Continue reading

Nada Farhoud | Daily Mirror’s Evironment Editor attacked online

“I’ve been called a liar, accused of being in the pocket of anti-bloodsport campaigners and not understanding the countryside because I live by the sea. And apparently I have an agenda because I like birdwatching.” The Daily Mirror’s Environment Editor Nada Farhoud describing the reaction from pro-shoot lobbyists to an article she wrote looking at moorland burning last week. As we and others predicted, shooting was bound to turn to the usual unfounded and personal attacks: she is a liar, townies don’t understand, she ‘just’ wants shooting banned, blah blah, blah. While Nada hasn’t gone into specific details it’s not difficult to speculate which other lines shooting’s attack dogs might also have crossed.

Continue reading

Snaring in the news again

Literally every week more examples of poor snaring practice are highlighted in the media. Two such examples have been highlighted across social media this weekend by the Hunt Investigation Team and Moorland Monitors. In the first, a badger was found trapped in a snare which was “wrapped around its neck”. In the second, a dog was caught on in a snare set on Access Land on Kinder – National Trust land in the infamous wildlife crime hotspot of the Peak District ‘national park’. Incidents like this are understandably always upsetting for the owners of companion animals, but let’s also acknowledge that the snare was set to do exactly what it did: trap an animal. Dogs and foxes are closely related. they share the same capacity for sentience, for fear, for feeling pain. Unlike a pet that is (under most circumstances) fed and looked after by an owner, a wild animal has no choice but to hunt to feed itself and its family though. Countless thousands of foxes are being trapped and are suffering in snares like this every week, drawn to the overabundance of prey that shoots ‘provide’.

Continue reading

Daily Mirror | Burning Britain’s moorland like ‘cutting down rainforest’

“Across the parched moors, now a tinderbox, all I can see is smoke.” That’s a line from an article published in the Daily Mirror which heavily criticises the routine torching of one of the UK’s most precious habitats simply so that a few people can blast living targets out of the sky. The article in the paper is well illustrated (while not all the images are connected with burning, they do all set the scene well) and actually reads like the personal experience it is, rather than the typical amalgam of press-releases re-written to produce a ‘balanced’ report that says little of interest. So kudos Nada Farhoud, the paper’s Environment Editor, for going on-site and seeing for herself the ecological and climate damage being wrought by the driven grouse shooting industry. The shooting industry will hate the article, and given the ferocity that lobbyists have been going after anyone who dares to question their version of ‘burning is conservation’ or ‘burning is best for the environment’, Nada’s inbox is no doubt being flooded with emails slamming her.

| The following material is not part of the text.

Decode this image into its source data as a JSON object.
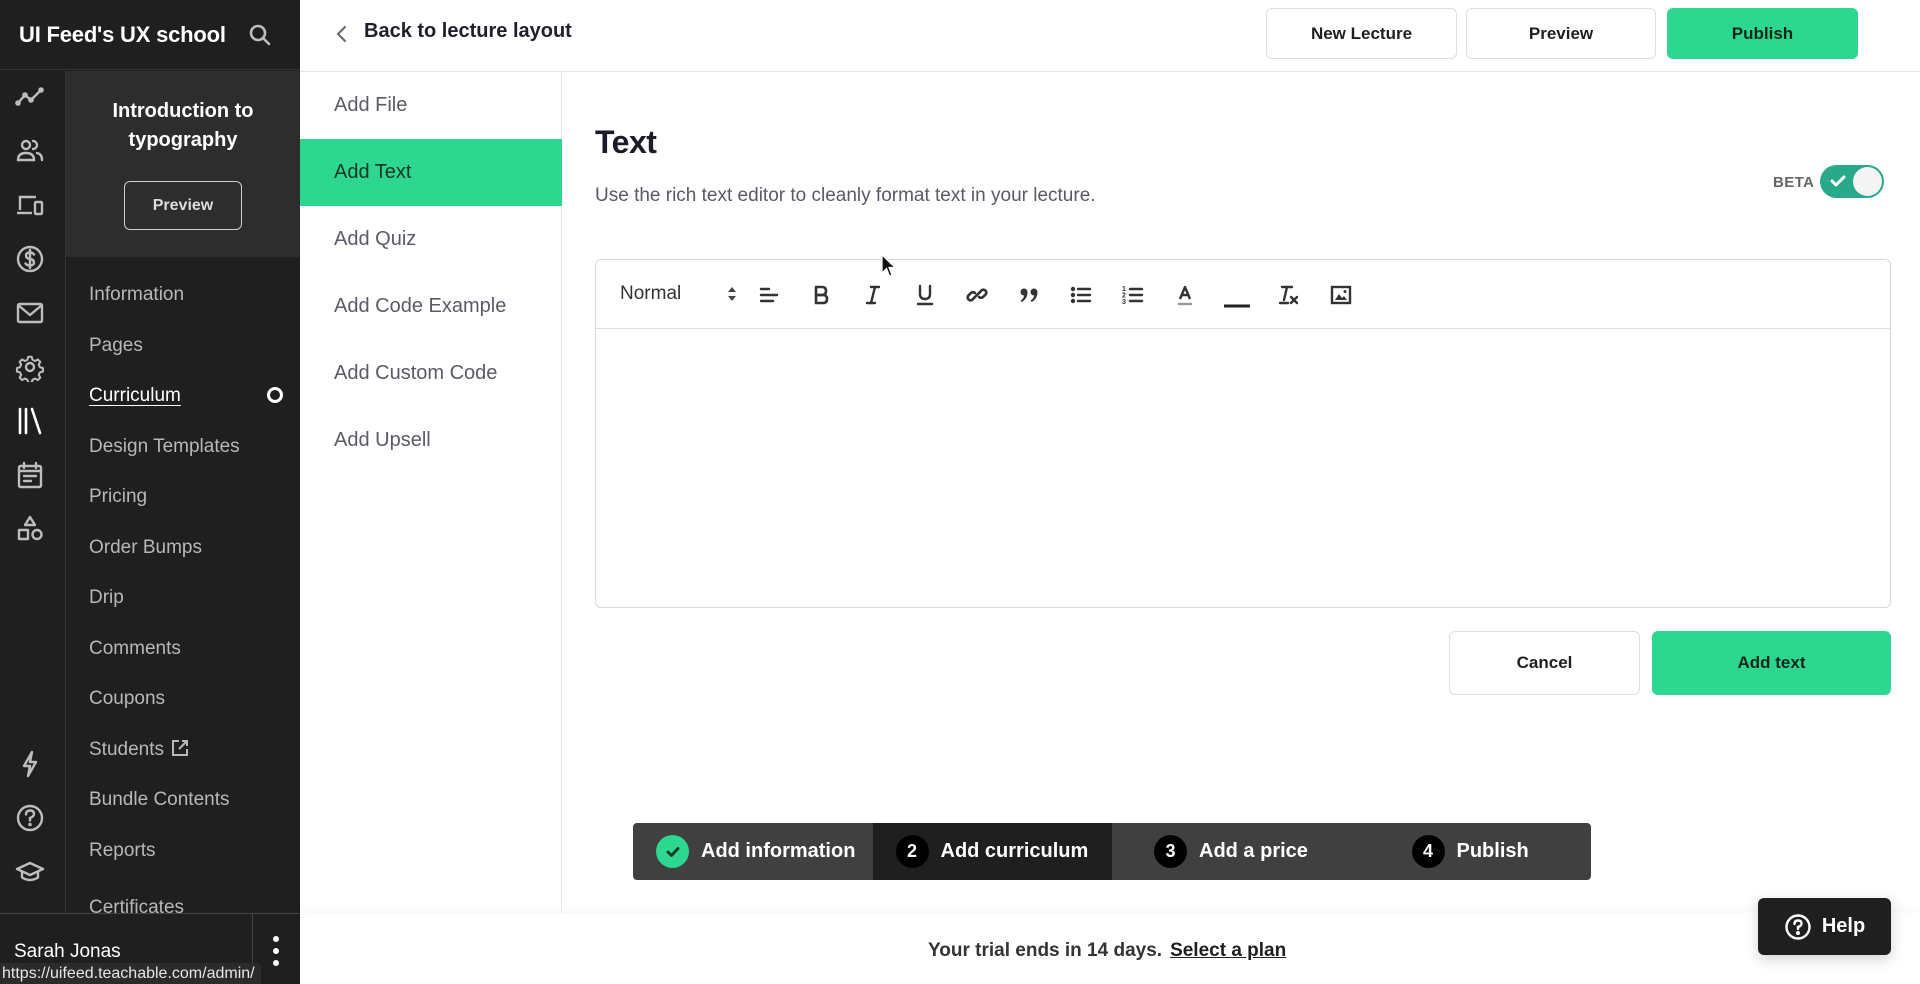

And given the disgusting treatment meted out to Raptor Persecution UK’s Ruth Tingay by shooters defending their ludicrous pastime, no doubt those emails will contain some deeply unpleasant and offensive sentiments.

Continue reading

Podcast: Wild Animal Welfare Committee 2021 Conference Preview | Dr Pete Goddard

Back in early 2019 I attended a conference in Edinburgh organised by the charity Wild Animal Welfare Committee or WAWC which was discussing broad issues around the central theme of ‘Who are the Guardians of Wild Animal Welfare?’. I found their conference and the topics being discussed absolutely fascinating. Two years later – on April 19th – WAWC will be regrouping for another conference – this time, because of the pandemic, entirely online. I contacted WAWC and asked if we could do a preview podcast – both because I wanted to learn more about was planned and because it might hopefully inspire a few more registrations for what I am sure will be a really worthwhile day.

Continue reading